A Spider Experiences The Dark Side of the Moon
|Collaborative project with sound artist Brian Kirkbride|
How might a being that experiences a radically different sensory reality perceive an iconic human artifact? A Spider Experiences the Dark Side of the Moon invites viewers to imagine the intense otherness of inhabiting the sensing body of a spider, as it physically and sonically explores Pink Floyd’s The Dark Side of the Moon.
Recent research shows that jumping spiders, like the Salticus scenicus in this film, can hear across significant distances—something previously unknown to science. But unlike human beings, spiders hear by way of hundreds of fine hairs, which humans call trichobothria. Scattered across their articulated bodies, each hair functions as a single fully independent ear. Kirkbride’s score for the short film builds on excerpts of five tracks from Dark Side, each undergoing a discrete attempt to acoustically manipulate and reshape the original as if heard through these hundreds of shimmering, vibrating spider “ears”.
Spiders, subject of many human nightmares, do not exist to frighten us. They live their own lives and experience their own umwelt, or circle of conscious concern. Members of Pink Floyd have said The Dark Side of the Moon deals with the themes of alterity, empathy and unity. How can our own perceptions be expanded by imagining ourselves as this tiny voyager—experiencing this iconic human artifact as if it were in fact the vast surface of a remote moon?
Listen to 'Spider Studies,' music by Brian Kirkbride, that arose from the creation of this film, here.

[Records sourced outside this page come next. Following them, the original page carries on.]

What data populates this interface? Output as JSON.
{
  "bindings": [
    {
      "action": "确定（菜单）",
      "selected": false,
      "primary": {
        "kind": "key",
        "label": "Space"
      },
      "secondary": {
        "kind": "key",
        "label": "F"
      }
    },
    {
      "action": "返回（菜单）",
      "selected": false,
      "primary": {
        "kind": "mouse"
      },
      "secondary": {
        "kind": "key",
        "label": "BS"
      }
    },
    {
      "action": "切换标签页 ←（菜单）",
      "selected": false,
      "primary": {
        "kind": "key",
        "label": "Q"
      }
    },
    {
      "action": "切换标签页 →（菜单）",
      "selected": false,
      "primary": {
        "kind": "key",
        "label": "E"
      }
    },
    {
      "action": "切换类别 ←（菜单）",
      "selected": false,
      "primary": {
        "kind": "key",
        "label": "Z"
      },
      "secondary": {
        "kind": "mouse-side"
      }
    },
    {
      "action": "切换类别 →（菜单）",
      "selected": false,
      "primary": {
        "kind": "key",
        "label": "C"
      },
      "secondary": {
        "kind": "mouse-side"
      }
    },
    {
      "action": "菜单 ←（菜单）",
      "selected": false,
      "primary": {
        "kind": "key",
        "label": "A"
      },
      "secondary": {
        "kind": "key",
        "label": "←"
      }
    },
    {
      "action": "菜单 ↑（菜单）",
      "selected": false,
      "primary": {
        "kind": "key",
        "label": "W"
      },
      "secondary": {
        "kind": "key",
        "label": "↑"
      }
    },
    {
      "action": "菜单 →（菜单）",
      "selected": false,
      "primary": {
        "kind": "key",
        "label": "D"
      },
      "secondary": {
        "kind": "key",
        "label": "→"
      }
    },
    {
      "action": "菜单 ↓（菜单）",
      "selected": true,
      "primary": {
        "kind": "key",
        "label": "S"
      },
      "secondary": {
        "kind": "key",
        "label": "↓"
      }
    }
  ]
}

[ Next time you see a spider, please don't kill them. Remember they too experience the world. ]